Search the data below for "title"; list each line that holds it.

··· Supplied entries

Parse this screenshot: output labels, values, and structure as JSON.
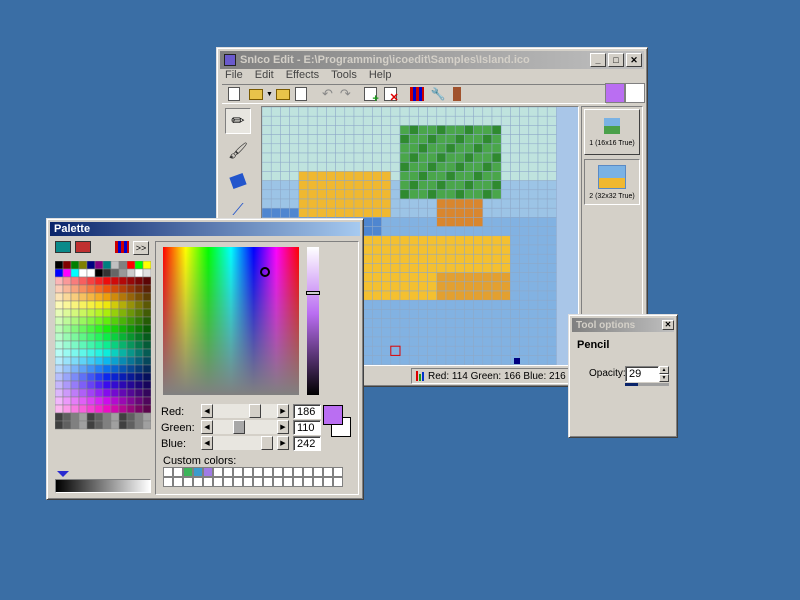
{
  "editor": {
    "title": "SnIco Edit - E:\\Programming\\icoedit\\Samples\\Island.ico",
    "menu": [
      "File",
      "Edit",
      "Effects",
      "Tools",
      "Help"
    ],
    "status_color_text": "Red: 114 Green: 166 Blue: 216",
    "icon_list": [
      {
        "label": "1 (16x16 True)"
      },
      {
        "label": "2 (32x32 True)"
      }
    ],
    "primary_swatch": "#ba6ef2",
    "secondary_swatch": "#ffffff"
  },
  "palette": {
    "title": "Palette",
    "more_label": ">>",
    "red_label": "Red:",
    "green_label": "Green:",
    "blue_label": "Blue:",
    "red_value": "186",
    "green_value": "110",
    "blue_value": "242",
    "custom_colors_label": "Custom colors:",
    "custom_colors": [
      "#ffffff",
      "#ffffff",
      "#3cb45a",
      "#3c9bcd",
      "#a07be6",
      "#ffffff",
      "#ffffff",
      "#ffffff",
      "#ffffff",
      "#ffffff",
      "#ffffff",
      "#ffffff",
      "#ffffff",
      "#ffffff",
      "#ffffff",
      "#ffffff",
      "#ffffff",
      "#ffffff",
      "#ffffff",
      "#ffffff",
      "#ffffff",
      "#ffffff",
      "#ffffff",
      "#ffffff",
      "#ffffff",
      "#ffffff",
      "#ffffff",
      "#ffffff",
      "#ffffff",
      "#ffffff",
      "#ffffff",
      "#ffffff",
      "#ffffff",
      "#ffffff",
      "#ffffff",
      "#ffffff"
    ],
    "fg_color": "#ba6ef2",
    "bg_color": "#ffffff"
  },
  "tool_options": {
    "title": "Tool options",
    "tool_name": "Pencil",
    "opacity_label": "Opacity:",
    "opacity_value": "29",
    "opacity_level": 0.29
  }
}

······

## Result below
    "title": "SnIco Edit - E:\\Programming\\icoedit\\Samples\\Island.ico",
    "title": "Palette",
    "title": "Tool options",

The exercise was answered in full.